Website and app data records:
********

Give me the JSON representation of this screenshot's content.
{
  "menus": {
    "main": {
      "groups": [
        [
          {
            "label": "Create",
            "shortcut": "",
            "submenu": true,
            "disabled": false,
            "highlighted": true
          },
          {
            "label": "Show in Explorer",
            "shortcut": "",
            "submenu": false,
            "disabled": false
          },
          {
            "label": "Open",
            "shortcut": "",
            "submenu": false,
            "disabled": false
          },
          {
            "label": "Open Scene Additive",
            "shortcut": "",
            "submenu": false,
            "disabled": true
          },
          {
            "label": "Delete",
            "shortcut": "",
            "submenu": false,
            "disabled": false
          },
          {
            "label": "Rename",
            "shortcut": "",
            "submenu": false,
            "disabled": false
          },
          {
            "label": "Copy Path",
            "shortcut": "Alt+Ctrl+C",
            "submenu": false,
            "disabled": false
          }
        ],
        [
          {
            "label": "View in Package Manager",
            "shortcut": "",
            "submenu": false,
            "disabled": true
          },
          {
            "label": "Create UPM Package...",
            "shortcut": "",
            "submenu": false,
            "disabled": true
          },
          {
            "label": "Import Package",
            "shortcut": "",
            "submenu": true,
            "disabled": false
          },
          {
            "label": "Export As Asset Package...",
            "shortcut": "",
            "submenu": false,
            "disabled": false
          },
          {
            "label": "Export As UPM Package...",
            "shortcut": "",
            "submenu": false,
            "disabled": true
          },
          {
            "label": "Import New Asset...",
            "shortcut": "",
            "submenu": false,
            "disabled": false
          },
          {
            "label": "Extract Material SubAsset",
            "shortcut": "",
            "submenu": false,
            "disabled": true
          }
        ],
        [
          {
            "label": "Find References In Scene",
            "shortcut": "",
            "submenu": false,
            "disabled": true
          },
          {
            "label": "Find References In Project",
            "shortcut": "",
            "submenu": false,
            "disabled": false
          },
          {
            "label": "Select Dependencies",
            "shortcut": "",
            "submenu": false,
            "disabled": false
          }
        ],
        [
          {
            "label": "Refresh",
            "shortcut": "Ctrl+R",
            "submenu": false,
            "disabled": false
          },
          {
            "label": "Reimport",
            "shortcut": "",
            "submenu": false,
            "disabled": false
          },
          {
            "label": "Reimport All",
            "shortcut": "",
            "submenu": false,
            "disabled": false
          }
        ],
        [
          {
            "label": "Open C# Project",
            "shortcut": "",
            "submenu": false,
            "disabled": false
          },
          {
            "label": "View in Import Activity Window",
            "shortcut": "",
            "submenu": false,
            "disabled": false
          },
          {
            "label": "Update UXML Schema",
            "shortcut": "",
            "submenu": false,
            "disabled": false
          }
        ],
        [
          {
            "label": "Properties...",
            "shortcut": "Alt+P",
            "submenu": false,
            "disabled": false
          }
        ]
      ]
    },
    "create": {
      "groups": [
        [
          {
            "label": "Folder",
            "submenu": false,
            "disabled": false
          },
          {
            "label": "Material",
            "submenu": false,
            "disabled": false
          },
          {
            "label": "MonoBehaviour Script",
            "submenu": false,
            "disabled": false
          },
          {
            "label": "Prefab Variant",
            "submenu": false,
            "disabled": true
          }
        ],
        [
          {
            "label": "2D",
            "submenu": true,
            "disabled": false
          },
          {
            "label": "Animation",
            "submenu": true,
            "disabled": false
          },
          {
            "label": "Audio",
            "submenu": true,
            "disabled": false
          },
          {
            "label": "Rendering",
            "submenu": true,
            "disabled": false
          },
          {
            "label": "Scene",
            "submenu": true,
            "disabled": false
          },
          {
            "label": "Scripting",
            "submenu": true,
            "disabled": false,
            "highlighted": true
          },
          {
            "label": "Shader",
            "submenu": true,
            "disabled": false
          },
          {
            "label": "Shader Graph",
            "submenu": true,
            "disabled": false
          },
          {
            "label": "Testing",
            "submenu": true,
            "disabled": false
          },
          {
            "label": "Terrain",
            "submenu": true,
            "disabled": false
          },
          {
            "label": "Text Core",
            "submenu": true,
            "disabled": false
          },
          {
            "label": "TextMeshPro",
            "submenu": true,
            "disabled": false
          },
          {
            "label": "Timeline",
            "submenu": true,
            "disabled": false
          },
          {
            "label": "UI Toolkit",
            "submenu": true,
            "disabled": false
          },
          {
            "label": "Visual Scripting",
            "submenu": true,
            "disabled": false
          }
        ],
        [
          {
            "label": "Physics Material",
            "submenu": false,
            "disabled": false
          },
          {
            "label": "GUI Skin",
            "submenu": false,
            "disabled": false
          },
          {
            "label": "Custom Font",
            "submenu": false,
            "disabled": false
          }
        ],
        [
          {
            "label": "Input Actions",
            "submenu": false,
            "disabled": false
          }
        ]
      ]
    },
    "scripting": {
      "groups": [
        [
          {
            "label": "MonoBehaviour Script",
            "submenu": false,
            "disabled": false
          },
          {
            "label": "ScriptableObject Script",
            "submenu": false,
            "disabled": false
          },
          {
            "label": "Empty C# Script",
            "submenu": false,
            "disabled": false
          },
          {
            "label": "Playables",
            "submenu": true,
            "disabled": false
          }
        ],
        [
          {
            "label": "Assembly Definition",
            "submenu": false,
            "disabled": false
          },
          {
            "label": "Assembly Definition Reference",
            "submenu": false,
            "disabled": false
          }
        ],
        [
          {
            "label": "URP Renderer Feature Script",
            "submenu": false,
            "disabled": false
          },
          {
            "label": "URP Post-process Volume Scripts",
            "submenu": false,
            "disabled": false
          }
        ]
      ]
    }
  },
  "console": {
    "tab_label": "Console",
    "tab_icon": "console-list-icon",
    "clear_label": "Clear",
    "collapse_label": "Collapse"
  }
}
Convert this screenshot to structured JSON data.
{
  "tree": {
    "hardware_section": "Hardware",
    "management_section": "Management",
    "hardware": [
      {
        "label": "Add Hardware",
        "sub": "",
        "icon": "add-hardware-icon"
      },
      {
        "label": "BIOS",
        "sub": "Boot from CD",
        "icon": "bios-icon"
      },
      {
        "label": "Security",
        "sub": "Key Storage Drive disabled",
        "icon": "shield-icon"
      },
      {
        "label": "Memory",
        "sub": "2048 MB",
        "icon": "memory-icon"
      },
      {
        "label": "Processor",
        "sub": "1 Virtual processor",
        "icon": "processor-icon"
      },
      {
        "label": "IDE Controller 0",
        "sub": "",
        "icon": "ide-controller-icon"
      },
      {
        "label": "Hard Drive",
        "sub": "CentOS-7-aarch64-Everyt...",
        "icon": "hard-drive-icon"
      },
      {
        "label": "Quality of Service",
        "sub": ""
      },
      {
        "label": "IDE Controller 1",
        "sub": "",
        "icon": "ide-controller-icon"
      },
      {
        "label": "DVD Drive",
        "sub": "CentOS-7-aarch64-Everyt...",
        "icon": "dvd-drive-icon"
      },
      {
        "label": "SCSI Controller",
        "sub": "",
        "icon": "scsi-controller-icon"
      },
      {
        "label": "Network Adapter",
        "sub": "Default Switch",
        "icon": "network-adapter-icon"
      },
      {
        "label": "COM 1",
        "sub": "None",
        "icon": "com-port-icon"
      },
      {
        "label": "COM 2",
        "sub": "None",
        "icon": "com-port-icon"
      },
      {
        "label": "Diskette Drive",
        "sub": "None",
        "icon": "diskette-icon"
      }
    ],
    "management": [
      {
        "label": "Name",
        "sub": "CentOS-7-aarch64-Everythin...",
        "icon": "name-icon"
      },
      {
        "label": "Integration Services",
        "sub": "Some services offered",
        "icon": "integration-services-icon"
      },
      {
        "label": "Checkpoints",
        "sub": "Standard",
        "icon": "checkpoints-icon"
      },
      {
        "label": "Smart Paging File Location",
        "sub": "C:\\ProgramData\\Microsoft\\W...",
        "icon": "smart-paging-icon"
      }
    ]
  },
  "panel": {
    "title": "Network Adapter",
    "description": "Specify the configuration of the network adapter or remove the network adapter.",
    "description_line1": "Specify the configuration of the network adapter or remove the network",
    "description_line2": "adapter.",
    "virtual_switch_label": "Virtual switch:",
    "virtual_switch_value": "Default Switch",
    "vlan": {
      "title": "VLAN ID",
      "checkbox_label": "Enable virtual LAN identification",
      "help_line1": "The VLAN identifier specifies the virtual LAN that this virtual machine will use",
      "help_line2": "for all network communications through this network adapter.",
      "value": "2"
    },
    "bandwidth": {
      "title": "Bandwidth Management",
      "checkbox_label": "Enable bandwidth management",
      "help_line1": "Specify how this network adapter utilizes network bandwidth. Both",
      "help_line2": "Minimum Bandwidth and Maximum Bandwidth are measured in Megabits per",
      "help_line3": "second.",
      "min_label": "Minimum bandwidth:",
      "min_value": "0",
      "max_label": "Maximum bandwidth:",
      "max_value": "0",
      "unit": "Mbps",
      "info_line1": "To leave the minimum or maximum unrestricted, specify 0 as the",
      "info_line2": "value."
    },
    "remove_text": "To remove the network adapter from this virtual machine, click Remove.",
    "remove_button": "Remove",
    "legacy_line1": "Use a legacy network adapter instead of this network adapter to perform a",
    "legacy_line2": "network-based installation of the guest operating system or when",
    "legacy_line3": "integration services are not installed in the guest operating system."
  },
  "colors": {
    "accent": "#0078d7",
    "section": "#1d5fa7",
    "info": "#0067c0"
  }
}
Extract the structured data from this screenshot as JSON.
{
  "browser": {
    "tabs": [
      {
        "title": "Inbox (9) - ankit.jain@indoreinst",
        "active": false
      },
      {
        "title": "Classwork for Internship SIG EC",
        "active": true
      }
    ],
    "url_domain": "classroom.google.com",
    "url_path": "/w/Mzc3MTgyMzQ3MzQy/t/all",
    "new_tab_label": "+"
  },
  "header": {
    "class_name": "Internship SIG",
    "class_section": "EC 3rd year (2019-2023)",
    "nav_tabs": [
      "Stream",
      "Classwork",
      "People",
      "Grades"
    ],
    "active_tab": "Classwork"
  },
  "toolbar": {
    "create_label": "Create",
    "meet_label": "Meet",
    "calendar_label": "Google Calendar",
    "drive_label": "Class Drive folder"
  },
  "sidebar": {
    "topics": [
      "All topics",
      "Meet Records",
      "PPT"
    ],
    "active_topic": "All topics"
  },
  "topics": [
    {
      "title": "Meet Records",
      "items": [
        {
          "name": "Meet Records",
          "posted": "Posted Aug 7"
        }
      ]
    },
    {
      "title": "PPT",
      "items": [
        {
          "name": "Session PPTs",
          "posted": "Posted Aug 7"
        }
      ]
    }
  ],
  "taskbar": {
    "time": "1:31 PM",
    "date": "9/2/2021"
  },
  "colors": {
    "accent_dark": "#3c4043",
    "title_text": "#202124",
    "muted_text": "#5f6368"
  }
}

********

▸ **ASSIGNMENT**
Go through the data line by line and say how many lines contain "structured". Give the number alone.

▸ **RESPONSE FOR THIS EXERCISE**
2